● **Task prompt**:
Repeat all of the records word for word, but skip any picture.

● **Source records**:
##############################
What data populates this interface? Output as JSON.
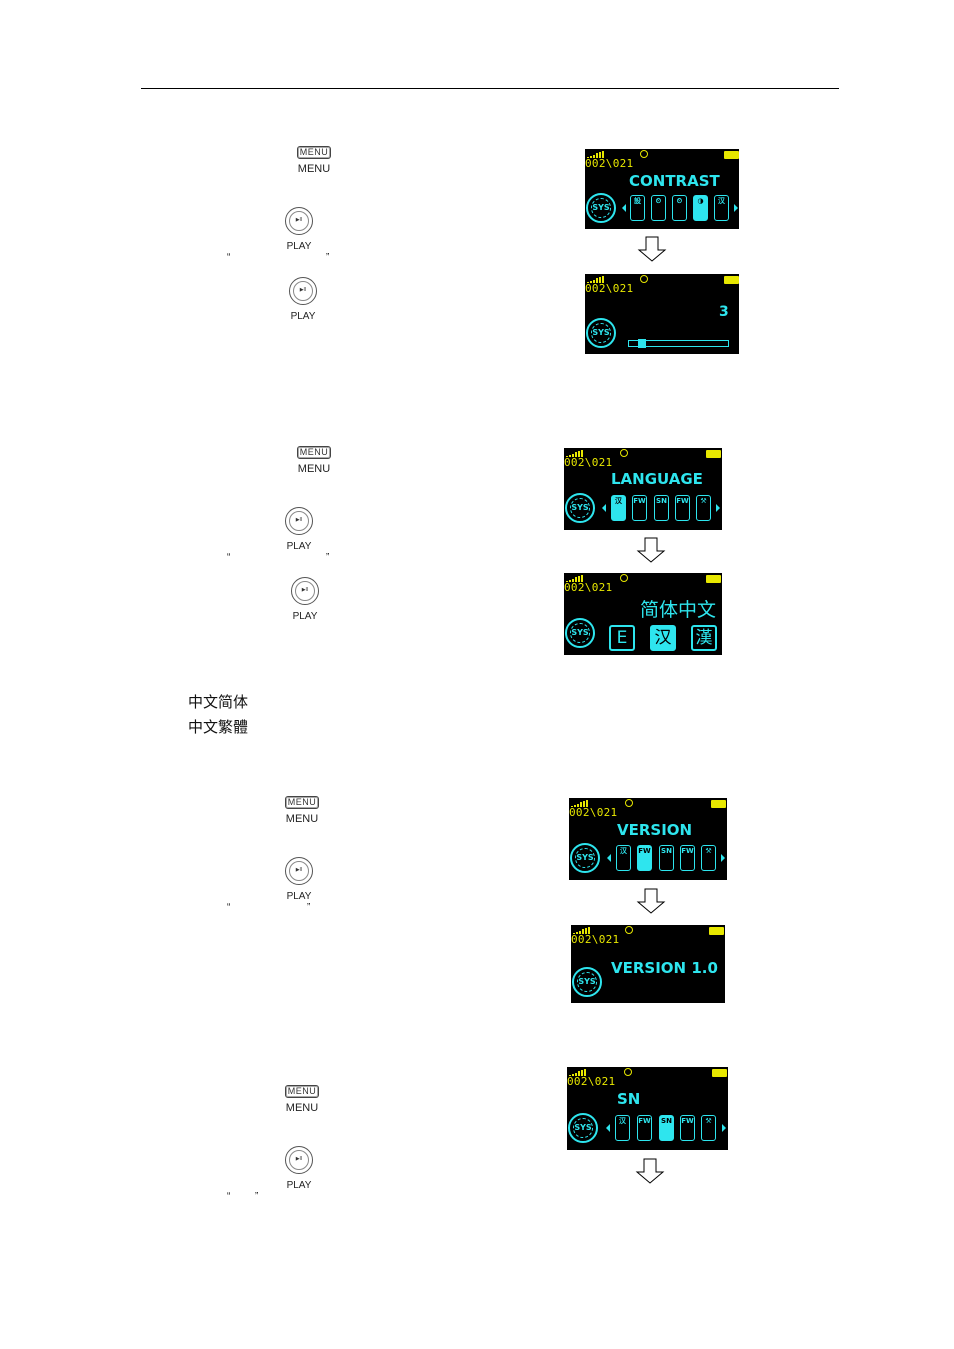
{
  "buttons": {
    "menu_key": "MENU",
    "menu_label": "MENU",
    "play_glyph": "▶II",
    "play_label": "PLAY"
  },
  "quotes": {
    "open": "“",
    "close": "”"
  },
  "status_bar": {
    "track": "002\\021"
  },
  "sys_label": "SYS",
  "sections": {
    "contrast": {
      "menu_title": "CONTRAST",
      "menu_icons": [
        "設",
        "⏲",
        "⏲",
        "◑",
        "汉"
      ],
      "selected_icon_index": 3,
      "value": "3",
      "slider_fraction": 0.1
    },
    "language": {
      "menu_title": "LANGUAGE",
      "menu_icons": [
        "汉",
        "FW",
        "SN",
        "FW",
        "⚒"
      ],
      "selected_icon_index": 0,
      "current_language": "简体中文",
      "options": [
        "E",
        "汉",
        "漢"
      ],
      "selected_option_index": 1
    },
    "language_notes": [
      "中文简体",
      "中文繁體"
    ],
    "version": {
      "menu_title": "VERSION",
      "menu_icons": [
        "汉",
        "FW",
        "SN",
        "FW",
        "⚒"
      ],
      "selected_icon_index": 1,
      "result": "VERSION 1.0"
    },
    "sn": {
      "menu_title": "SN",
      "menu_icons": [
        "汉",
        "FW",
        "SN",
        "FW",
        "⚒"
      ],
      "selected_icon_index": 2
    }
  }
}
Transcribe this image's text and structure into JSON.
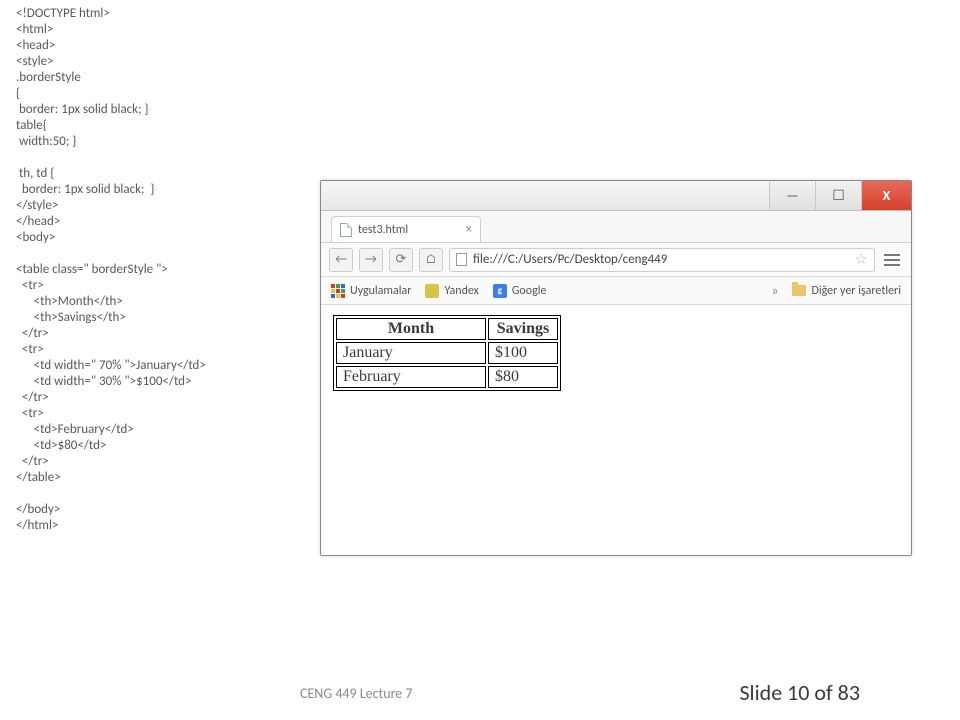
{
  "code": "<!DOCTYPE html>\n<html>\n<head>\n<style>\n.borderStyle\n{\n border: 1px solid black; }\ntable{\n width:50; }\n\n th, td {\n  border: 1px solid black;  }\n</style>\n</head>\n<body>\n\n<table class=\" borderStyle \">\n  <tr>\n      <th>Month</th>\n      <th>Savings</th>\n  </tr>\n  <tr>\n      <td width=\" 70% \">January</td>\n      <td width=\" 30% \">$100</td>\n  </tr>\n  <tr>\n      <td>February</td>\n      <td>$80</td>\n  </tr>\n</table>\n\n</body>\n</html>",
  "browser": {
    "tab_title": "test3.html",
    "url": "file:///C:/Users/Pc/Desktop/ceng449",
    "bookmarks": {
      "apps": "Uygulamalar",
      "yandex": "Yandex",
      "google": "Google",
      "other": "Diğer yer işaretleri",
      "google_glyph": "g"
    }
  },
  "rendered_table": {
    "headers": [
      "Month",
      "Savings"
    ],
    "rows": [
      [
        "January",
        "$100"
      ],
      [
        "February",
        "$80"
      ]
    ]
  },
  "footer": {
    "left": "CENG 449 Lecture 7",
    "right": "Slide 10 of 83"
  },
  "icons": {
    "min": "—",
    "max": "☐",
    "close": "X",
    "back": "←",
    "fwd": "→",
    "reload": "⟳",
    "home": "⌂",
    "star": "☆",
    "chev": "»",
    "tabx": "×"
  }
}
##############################
● **Answer to this task**:
What data populates this interface? Output as JSON.
{
  "buttons": {
    "menu_key": "MENU",
    "menu_label": "MENU",
    "play_glyph": "▶II",
    "play_label": "PLAY"
  },
  "quotes": {
    "open": "“",
    "close": "”"
  },
  "status_bar": {
    "track": "002\\021"
  },
  "sys_label": "SYS",
  "sections": {
    "contrast": {
      "menu_title": "CONTRAST",
      "menu_icons": [
        "設",
        "⏲",
        "⏲",
        "◑",
        "汉"
      ],
      "selected_icon_index": 3,
      "value": "3",
      "slider_fraction": 0.1
    },
    "language": {
      "menu_title": "LANGUAGE",
      "menu_icons": [
        "汉",
        "FW",
        "SN",
        "FW",
        "⚒"
      ],
      "selected_icon_index": 0,
      "current_language": "简体中文",
      "options": [
        "E",
        "汉",
        "漢"
      ],
      "selected_option_index": 1
    },
    "language_notes": [
      "中文简体",
      "中文繁體"
    ],
    "version": {
      "menu_title": "VERSION",
      "menu_icons": [
        "汉",
        "FW",
        "SN",
        "FW",
        "⚒"
      ],
      "selected_icon_index": 1,
      "result": "VERSION 1.0"
    },
    "sn": {
      "menu_title": "SN",
      "menu_icons": [
        "汉",
        "FW",
        "SN",
        "FW",
        "⚒"
      ],
      "selected_icon_index": 2
    }
  }
}
Transcribe this image's text and structure into JSON.
{
  "code": "<!DOCTYPE html>\n<html>\n<head>\n<style>\n.borderStyle\n{\n border: 1px solid black; }\ntable{\n width:50; }\n\n th, td {\n  border: 1px solid black;  }\n</style>\n</head>\n<body>\n\n<table class=\" borderStyle \">\n  <tr>\n      <th>Month</th>\n      <th>Savings</th>\n  </tr>\n  <tr>\n      <td width=\" 70% \">January</td>\n      <td width=\" 30% \">$100</td>\n  </tr>\n  <tr>\n      <td>February</td>\n      <td>$80</td>\n  </tr>\n</table>\n\n</body>\n</html>",
  "browser": {
    "tab_title": "test3.html",
    "url": "file:///C:/Users/Pc/Desktop/ceng449",
    "bookmarks": {
      "apps": "Uygulamalar",
      "yandex": "Yandex",
      "google": "Google",
      "other": "Diğer yer işaretleri",
      "google_glyph": "g"
    }
  },
  "rendered_table": {
    "headers": [
      "Month",
      "Savings"
    ],
    "rows": [
      [
        "January",
        "$100"
      ],
      [
        "February",
        "$80"
      ]
    ]
  },
  "footer": {
    "left": "CENG 449 Lecture 7",
    "right": "Slide 10 of 83"
  },
  "icons": {
    "min": "—",
    "max": "☐",
    "close": "X",
    "back": "←",
    "fwd": "→",
    "reload": "⟳",
    "home": "⌂",
    "star": "☆",
    "chev": "»",
    "tabx": "×"
  }
}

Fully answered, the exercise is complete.